Directions: Look for "Дополнительно" in the material below and show each line that contains it.

-=-=-

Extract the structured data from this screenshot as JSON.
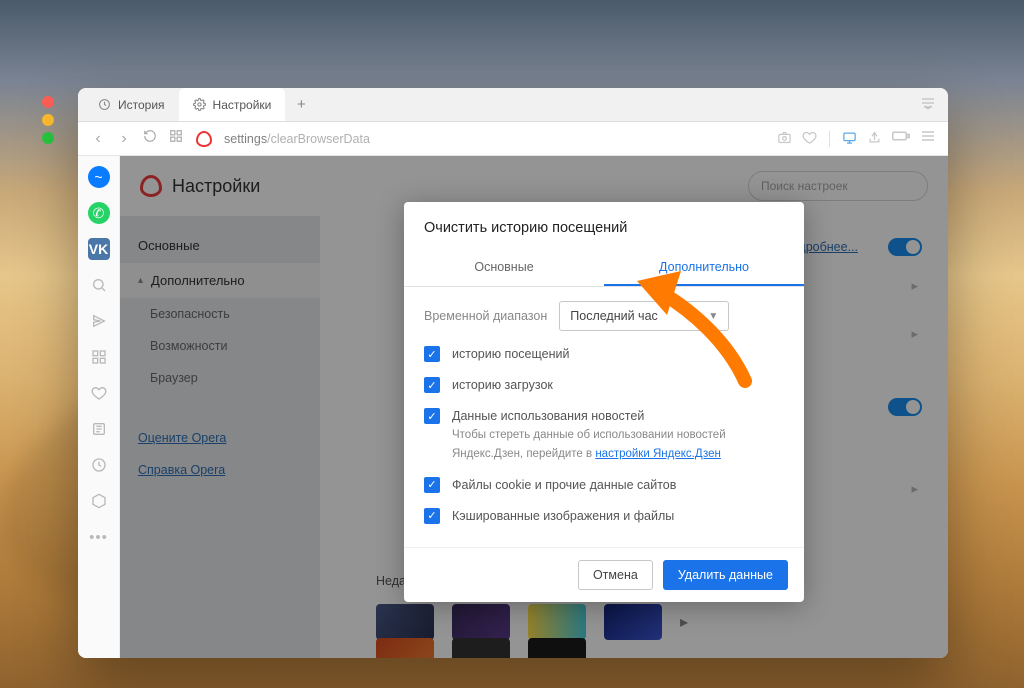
{
  "tabs": {
    "history": "История",
    "settings": "Настройки"
  },
  "addressbar": {
    "prefix": "settings",
    "path": "/clearBrowserData"
  },
  "settings": {
    "title": "Настройки",
    "search_placeholder": "Поиск настроек",
    "sidebar": {
      "basic": "Основные",
      "advanced": "Дополнительно",
      "security": "Безопасность",
      "features": "Возможности",
      "browser": "Браузер",
      "rate": "Оцените Opera",
      "help": "Справка Opera"
    },
    "main": {
      "more_link": "одробнее...",
      "recent_label": "Недавние фоновые рисунки"
    }
  },
  "modal": {
    "title": "Очистить историю посещений",
    "tab_basic": "Основные",
    "tab_advanced": "Дополнительно",
    "range_label": "Временной диапазон",
    "range_value": "Последний час",
    "items": {
      "history": "историю посещений",
      "downloads": "историю загрузок",
      "news_title": "Данные использования новостей",
      "news_sub_prefix": "Чтобы стереть данные об использовании новостей Яндекс.Дзен, перейдите в ",
      "news_sub_link": "настройки Яндекс.Дзен",
      "cookies": "Файлы cookie и прочие данные сайтов",
      "cache": "Кэшированные изображения и файлы"
    },
    "cancel": "Отмена",
    "confirm": "Удалить данные"
  }
}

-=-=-

Task result:
      "advanced": "Дополнительно",
    "tab_advanced": "Дополнительно",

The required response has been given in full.